◆ **Information**
________
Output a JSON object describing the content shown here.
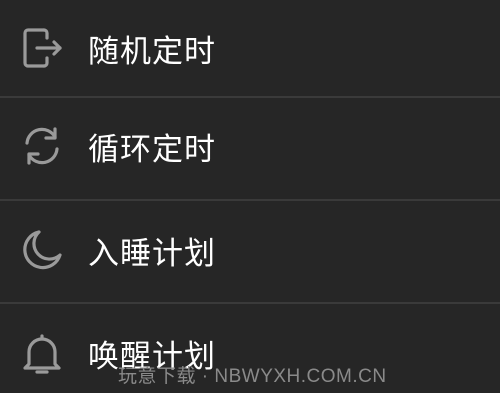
{
  "menu": {
    "items": [
      {
        "label": "随机定时",
        "icon": "exit-door-icon"
      },
      {
        "label": "循环定时",
        "icon": "refresh-cycle-icon"
      },
      {
        "label": "入睡计划",
        "icon": "moon-icon"
      },
      {
        "label": "唤醒计划",
        "icon": "bell-icon"
      }
    ]
  },
  "watermark": {
    "text": "玩意下载 · NBWYXH.COM.CN"
  },
  "colors": {
    "background": "#262626",
    "text": "#ffffff",
    "icon": "#9a9a9a",
    "divider": "#3a3a3a"
  }
}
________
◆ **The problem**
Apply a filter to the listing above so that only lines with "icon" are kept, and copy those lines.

◆ **Final answer**
        "icon": "exit-door-icon"
        "icon": "refresh-cycle-icon"
        "icon": "moon-icon"
        "icon": "bell-icon"
    "icon": "#9a9a9a",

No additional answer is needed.